++++ Records for the exercise ++++

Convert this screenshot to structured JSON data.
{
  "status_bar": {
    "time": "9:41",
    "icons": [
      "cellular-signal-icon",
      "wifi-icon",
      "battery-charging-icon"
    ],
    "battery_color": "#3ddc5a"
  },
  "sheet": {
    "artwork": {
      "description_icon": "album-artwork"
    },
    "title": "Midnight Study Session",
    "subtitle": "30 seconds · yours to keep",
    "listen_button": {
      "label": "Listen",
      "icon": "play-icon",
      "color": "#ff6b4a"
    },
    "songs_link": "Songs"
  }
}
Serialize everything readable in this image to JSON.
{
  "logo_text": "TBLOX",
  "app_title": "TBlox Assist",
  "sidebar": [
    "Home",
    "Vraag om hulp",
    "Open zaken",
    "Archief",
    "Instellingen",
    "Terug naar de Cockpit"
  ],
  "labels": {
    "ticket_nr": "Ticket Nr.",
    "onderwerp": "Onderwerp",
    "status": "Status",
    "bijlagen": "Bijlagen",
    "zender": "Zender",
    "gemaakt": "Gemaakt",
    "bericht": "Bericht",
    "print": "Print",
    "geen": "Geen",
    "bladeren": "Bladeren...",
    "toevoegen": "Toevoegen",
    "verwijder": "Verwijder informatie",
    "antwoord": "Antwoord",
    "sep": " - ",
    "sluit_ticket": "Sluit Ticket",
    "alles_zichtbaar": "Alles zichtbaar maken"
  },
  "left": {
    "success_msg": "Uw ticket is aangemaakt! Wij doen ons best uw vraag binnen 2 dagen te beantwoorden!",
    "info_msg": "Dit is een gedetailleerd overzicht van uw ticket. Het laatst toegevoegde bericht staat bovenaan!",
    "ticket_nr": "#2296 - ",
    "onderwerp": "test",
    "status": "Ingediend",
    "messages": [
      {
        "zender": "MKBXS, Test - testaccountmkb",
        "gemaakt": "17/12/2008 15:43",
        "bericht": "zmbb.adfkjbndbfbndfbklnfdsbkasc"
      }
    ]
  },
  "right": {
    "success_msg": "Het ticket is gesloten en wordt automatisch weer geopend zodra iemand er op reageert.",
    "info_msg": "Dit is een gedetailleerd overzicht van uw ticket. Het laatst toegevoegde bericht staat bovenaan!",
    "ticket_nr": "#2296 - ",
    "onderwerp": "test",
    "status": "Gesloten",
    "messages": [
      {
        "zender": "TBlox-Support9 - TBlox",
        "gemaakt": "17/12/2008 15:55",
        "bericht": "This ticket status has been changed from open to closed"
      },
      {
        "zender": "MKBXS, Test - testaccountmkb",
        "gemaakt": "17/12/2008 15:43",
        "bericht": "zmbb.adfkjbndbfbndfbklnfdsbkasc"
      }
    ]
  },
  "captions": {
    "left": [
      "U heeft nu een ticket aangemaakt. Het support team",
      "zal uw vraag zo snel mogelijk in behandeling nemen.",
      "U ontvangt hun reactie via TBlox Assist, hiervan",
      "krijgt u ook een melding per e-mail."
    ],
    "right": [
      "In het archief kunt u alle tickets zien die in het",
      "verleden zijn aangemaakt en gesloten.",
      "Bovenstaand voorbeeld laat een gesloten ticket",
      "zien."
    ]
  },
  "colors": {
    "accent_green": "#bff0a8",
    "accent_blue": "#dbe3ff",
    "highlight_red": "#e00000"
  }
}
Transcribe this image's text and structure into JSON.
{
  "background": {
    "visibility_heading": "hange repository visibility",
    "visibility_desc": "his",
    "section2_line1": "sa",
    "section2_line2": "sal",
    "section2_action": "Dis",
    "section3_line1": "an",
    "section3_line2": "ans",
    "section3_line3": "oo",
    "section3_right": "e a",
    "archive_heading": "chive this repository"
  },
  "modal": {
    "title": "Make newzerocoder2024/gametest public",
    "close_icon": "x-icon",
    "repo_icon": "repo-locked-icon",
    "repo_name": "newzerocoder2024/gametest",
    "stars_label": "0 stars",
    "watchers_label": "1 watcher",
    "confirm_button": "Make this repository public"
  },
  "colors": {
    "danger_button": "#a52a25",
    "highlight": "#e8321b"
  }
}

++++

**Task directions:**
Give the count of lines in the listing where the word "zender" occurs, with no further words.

**Your solution:**
4